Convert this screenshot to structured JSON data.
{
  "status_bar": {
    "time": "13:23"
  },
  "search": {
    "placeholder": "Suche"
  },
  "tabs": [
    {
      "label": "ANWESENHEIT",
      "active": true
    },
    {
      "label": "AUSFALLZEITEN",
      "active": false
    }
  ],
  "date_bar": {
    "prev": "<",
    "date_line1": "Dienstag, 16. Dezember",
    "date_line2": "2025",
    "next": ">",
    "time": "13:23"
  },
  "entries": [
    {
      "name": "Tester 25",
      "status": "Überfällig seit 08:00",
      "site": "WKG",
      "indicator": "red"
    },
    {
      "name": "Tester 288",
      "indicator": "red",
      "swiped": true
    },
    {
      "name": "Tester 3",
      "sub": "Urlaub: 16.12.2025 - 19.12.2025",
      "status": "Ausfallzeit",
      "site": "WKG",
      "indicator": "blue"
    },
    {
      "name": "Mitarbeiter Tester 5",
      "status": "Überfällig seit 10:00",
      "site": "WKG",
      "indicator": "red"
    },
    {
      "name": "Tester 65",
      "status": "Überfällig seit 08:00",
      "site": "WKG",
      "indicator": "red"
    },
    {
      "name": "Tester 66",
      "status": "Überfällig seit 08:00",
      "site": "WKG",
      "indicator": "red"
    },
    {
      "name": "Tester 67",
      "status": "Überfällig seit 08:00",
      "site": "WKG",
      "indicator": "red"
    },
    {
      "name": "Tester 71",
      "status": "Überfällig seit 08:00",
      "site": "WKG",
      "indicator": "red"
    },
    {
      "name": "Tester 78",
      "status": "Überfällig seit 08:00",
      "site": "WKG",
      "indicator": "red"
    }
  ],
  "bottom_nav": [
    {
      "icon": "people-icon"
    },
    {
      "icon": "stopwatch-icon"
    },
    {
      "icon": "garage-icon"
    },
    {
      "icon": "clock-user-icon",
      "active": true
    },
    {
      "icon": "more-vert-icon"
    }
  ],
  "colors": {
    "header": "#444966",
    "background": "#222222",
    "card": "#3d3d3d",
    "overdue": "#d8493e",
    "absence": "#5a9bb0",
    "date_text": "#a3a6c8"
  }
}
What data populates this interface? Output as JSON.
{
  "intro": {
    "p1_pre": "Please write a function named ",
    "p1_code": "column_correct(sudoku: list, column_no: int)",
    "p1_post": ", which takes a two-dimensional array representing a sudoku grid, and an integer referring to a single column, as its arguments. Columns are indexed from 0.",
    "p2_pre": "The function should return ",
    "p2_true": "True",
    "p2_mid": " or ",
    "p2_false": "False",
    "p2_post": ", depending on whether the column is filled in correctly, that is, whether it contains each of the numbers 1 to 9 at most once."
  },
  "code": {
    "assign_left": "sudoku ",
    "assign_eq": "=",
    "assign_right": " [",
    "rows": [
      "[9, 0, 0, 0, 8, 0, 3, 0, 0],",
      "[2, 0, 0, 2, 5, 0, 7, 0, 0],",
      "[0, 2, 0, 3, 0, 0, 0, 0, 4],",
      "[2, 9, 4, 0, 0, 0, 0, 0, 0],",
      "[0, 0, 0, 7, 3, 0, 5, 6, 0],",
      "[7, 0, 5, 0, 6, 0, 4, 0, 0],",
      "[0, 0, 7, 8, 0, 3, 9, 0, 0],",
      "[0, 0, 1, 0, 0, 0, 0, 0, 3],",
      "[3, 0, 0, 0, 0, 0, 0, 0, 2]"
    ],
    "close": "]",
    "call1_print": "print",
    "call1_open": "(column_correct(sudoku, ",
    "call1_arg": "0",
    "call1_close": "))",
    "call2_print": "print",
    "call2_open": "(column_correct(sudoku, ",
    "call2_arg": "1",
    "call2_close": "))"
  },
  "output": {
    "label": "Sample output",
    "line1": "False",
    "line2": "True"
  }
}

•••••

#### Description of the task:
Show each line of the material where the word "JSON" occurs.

#### Solution for this problem:
Convert this screenshot to structured JSON data.
What data populates this interface? Output as JSON.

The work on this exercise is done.